ABOUT THIS EXERCISE>
Across these entries, how many lines contain the word "screenshot"? Answer with only the number.

--- --- ---

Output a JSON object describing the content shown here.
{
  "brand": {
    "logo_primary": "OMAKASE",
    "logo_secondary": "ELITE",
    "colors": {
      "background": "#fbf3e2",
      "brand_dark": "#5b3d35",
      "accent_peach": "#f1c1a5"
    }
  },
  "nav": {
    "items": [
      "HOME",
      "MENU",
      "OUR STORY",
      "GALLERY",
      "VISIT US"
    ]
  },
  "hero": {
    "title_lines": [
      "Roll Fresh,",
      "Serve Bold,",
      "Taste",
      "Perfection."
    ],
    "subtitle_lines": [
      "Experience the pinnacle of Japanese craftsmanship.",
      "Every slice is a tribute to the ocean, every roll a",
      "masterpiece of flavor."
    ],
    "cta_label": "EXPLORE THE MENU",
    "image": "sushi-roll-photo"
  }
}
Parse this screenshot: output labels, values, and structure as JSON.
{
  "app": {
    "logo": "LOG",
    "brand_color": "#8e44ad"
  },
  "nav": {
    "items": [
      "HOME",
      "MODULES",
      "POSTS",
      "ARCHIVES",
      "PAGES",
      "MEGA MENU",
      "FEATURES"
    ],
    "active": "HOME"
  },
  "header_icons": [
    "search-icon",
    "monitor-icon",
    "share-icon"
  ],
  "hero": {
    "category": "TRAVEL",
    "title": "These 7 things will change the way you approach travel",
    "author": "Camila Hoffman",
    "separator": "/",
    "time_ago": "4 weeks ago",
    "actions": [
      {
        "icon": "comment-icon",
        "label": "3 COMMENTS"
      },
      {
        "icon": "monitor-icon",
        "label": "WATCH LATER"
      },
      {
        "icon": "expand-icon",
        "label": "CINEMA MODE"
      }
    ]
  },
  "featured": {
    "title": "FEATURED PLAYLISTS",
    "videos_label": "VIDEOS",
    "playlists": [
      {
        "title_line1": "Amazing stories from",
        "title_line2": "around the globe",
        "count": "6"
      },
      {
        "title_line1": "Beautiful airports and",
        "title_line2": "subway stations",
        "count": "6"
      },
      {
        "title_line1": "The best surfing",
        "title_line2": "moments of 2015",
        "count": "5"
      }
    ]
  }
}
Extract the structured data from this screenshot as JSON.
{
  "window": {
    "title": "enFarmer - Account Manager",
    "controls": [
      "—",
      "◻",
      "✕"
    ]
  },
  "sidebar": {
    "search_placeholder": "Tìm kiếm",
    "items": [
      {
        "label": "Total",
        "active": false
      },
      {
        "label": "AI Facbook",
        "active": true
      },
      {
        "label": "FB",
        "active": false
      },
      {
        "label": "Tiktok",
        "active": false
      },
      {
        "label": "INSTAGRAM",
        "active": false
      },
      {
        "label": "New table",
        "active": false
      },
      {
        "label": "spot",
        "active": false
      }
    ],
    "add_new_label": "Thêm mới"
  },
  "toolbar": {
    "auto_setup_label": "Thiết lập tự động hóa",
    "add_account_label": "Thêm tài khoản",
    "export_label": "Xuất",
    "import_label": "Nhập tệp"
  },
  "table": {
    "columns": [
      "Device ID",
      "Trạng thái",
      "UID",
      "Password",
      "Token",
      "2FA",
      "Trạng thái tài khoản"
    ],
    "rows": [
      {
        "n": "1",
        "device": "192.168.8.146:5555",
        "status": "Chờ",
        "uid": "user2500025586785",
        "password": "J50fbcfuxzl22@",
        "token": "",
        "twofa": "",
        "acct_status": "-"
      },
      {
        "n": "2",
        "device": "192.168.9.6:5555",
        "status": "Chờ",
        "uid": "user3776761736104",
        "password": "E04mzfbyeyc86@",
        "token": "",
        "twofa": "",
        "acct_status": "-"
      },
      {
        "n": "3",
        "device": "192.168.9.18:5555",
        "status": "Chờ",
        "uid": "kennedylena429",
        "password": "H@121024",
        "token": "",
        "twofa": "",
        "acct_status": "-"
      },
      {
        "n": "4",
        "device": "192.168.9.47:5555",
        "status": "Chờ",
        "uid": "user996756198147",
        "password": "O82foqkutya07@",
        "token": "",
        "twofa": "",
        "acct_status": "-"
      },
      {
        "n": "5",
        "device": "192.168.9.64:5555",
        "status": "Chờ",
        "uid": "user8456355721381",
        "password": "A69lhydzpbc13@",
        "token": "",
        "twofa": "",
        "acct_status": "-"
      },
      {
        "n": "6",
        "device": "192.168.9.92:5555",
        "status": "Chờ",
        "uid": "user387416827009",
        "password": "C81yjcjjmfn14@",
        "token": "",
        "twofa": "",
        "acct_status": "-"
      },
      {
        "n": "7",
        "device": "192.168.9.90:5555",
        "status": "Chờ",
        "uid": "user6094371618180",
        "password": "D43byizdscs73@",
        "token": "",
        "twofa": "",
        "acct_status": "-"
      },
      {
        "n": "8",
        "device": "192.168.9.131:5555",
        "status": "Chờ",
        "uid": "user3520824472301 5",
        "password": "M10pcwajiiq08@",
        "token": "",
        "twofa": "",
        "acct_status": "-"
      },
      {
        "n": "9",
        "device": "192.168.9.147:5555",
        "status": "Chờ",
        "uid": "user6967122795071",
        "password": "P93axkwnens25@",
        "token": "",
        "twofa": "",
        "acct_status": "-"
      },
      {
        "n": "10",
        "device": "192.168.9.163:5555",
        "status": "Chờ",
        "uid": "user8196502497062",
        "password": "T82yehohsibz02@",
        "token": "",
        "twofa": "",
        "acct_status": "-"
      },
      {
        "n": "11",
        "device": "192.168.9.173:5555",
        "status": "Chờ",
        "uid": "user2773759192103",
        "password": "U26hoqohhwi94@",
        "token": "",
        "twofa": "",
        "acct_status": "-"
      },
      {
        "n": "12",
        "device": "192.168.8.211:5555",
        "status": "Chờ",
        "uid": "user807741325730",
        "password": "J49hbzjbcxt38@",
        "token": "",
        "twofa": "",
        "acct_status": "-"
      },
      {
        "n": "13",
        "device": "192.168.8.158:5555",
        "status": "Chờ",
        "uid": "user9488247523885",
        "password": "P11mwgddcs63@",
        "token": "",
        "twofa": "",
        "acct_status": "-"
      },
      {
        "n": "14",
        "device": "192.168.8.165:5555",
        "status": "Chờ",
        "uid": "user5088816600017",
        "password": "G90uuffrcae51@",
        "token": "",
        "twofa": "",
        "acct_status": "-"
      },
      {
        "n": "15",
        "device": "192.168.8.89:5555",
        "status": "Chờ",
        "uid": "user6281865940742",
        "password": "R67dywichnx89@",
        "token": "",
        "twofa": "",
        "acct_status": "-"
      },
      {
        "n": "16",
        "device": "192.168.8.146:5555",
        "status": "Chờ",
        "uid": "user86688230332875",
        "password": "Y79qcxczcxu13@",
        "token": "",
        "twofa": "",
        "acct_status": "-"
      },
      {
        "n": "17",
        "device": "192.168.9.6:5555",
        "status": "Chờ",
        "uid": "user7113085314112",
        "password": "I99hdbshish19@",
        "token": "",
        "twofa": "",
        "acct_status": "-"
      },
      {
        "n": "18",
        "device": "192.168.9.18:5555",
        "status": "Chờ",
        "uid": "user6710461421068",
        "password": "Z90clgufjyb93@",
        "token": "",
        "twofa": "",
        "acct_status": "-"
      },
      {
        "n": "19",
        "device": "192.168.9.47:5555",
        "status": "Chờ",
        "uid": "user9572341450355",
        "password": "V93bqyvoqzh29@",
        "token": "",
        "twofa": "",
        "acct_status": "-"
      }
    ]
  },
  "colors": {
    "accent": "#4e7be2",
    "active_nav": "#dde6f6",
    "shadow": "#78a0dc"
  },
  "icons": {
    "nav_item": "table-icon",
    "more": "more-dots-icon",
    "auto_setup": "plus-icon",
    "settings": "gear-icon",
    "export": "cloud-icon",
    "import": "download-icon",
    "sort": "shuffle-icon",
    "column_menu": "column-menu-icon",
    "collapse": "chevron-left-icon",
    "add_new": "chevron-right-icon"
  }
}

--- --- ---

RESPONSE AREA>
2